[Task brief] Scan the records for the word "title". Report each line where it occurs.

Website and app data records

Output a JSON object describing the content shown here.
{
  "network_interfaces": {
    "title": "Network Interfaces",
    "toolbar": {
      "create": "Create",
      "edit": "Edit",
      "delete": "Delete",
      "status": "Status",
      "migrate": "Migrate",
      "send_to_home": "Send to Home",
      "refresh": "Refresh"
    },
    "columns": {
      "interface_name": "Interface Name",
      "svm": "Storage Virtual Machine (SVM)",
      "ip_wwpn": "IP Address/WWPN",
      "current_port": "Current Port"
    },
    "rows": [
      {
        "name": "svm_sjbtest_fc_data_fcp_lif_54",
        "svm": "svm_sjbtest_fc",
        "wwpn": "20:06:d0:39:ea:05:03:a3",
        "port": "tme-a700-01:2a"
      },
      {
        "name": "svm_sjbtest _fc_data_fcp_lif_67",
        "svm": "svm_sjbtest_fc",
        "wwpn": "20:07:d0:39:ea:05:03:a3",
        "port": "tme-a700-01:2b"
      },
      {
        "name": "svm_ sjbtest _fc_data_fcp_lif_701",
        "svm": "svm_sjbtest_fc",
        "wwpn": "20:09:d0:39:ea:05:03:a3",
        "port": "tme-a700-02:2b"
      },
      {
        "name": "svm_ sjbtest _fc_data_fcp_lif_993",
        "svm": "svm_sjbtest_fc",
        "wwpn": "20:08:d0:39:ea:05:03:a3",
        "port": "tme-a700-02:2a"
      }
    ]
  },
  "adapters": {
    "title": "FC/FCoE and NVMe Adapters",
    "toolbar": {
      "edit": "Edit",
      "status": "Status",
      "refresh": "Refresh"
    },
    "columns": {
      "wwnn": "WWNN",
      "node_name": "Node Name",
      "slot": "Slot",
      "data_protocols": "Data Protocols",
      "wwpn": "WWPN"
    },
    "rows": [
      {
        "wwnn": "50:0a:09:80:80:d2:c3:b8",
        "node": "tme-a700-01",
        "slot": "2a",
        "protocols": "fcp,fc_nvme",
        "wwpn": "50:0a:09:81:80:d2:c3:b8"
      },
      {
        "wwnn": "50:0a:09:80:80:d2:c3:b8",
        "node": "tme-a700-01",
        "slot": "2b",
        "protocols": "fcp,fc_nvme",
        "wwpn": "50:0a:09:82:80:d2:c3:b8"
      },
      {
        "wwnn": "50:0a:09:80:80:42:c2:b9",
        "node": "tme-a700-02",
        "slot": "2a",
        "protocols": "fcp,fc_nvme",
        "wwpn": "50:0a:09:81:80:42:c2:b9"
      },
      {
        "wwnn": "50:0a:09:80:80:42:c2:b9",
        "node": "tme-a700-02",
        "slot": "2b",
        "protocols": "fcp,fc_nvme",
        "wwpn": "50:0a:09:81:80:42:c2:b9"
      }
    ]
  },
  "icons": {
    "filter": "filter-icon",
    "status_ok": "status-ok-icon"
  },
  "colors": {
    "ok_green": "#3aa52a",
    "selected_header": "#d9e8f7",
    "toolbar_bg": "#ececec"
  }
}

[Result for this task]
    "title": "Network Interfaces",
    "title": "FC/FCoE and NVMe Adapters",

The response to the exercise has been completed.